It’s important to keep safety in mind at all times in the kitchen, and not just with the temperatures of the stove and oven. Never leave your child unattended standing on a stool or chair or sitting on the counter. Consider using metal mixing bowls instead of glass in case they get knocked off the counter. Also, always watch your kids with knives. This seems like a no-brainer, but like I said before, it’s easy to get distracted. While on the topic of knives, you can find a lot of kid friendly knife options to purchase, but I’ve always just let my littlest ones use plastic knives on soft foods like brownies and bananas. Around four years old, they switched over to butter knives and started cutting things like softer blocks of cheese, pancakes, and meatballs. At age 8, my son can now use a smaller chef’s knife (with supervision) to cut things like cucumbers, apples, and salami. You know your kids better than anyone, so use your best judgement and balance letting them try with keeping them safe. And finally, wash and rewash those hands!
5. Finishing Touches

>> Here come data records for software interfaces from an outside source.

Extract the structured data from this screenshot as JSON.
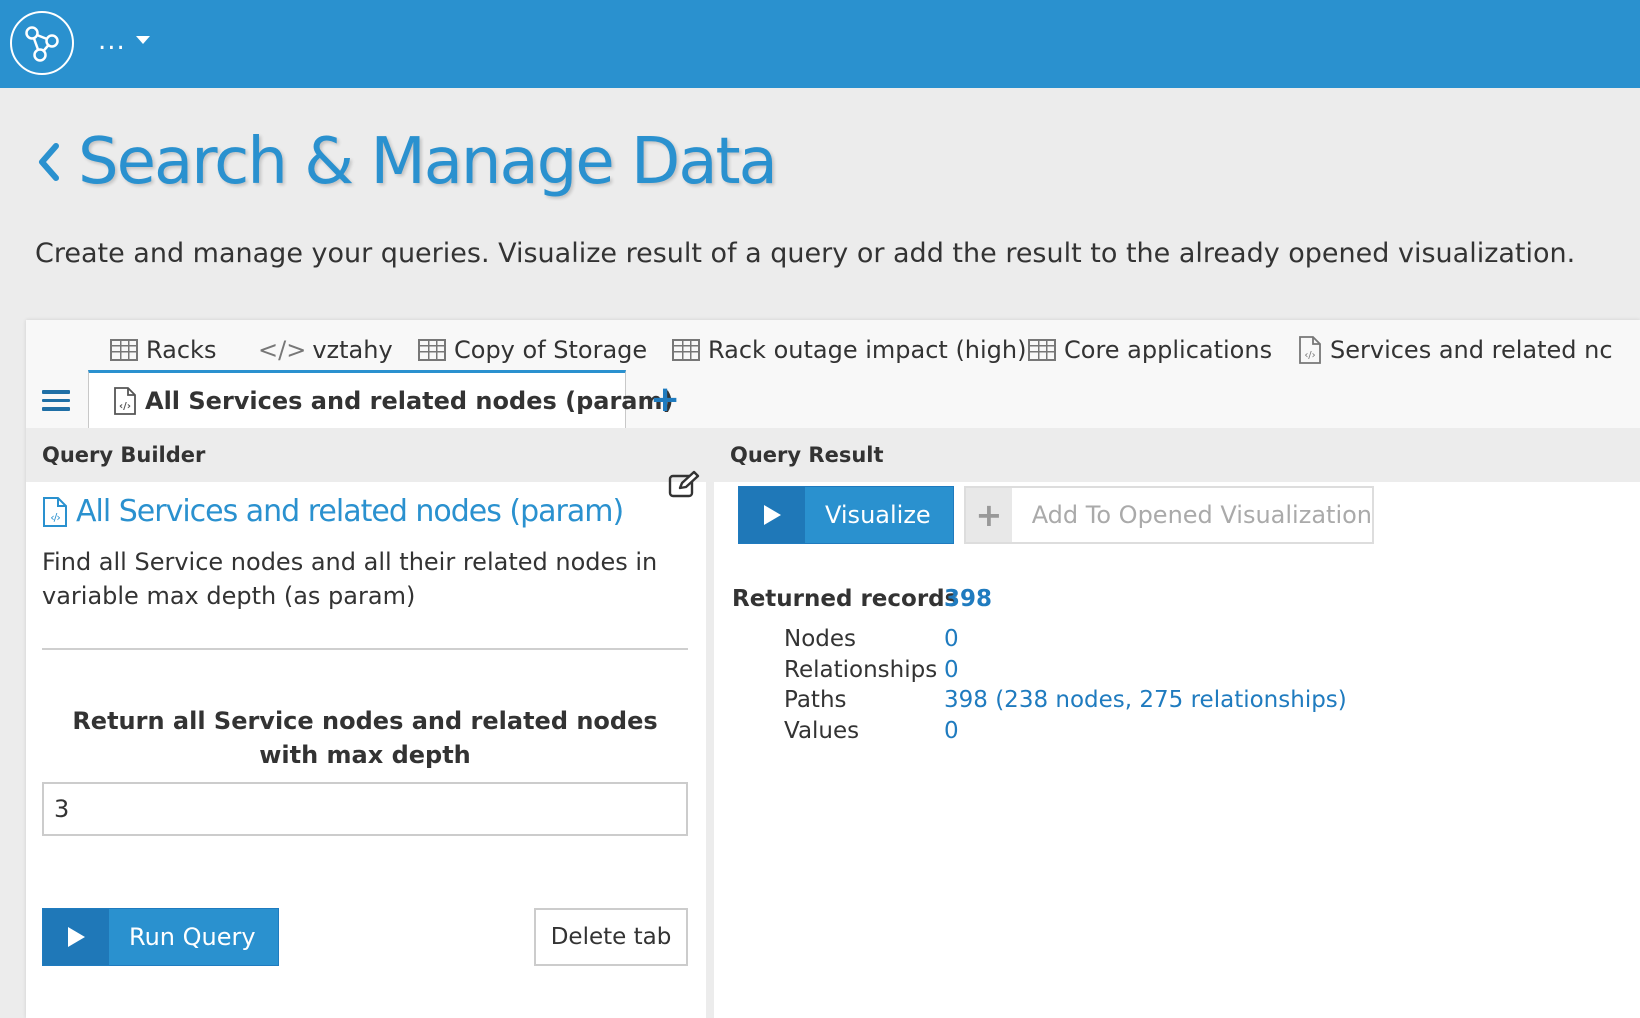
{
  "topbar": {
    "menu_label": "...",
    "logo_icon": "graph-nodes-icon"
  },
  "page": {
    "title": "Search & Manage Data",
    "subtitle": "Create and manage your queries. Visualize result of a query or add the result to the already opened visualization."
  },
  "tabs": {
    "items": [
      {
        "label": "Racks",
        "icon": "table-icon"
      },
      {
        "label": "vztahy",
        "icon": "code-icon"
      },
      {
        "label": "Copy of Storage",
        "icon": "table-icon"
      },
      {
        "label": "Rack outage impact (high)",
        "icon": "table-icon"
      },
      {
        "label": "Core applications",
        "icon": "table-icon"
      },
      {
        "label": "Services and related nc",
        "icon": "code-file-icon"
      }
    ],
    "active": {
      "label": "All Services and related nodes (param)",
      "icon": "code-file-icon"
    },
    "add_label": "+"
  },
  "query_builder": {
    "header": "Query Builder",
    "query_title": "All Services and related nodes (param)",
    "description": "Find all Service nodes and all their related nodes in variable max depth (as param)",
    "param_label": "Return all Service nodes and related nodes with max depth",
    "param_value": "3",
    "run_label": "Run Query",
    "delete_label": "Delete tab"
  },
  "query_result": {
    "header": "Query Result",
    "visualize_label": "Visualize",
    "add_to_vis_label": "Add To Opened Visualization",
    "returned_label": "Returned records",
    "returned_value": "398",
    "rows": [
      {
        "label": "Nodes",
        "value": "0"
      },
      {
        "label": "Relationships",
        "value": "0"
      },
      {
        "label": "Paths",
        "value": "398 (238 nodes, 275 relationships)"
      },
      {
        "label": "Values",
        "value": "0"
      }
    ]
  },
  "colors": {
    "primary": "#2a91cf",
    "primary_dark": "#1f78b8",
    "link": "#1f7bbf"
  }
}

While your treat is in the oven, take the time to teach your child one or two cleaning tips. Part of the baking process includes cleaning up, so it should be a natural next step. Resist the urge to send your kiddo off to play or watch TV while you do all the work of tidying up. Consider showing them where to put things away in a pantry, how to hand wash some dishes, or how to spray and wipe down a counter. These are all life skills that are worth teaching and reinforcing when kids are young and that can help them feel like valued members of the family.
Once your goodies have cooled, help your child finish the task. They may use a spatula to put cookies on a decorative plate, press the Hershey Kisses into the peanut blossoms, or pour way too many sprinkles on sugar cookies. However you wrap things up, give your child (and yourself) a pat on the back and take a picture together with your masterpiece. Once that’s done, you’ve earned your treat – it’s time to eat!
About the Author
Carrie Thomas is a mother of 3 (Hailey 3, Caleb 5, and Jackson 8) and has been a CECPTA blue and yellow group member for almost 3 years. She moved to Carrollton from New Jersey in the winter of 2018 when her husband accepted a job at UTD. She is a middle school English teacher in Carrollton and loves spending time with her family, reading dystopian YA novels, and unwinding with a glass of wine and one of the well-written Netflix shows.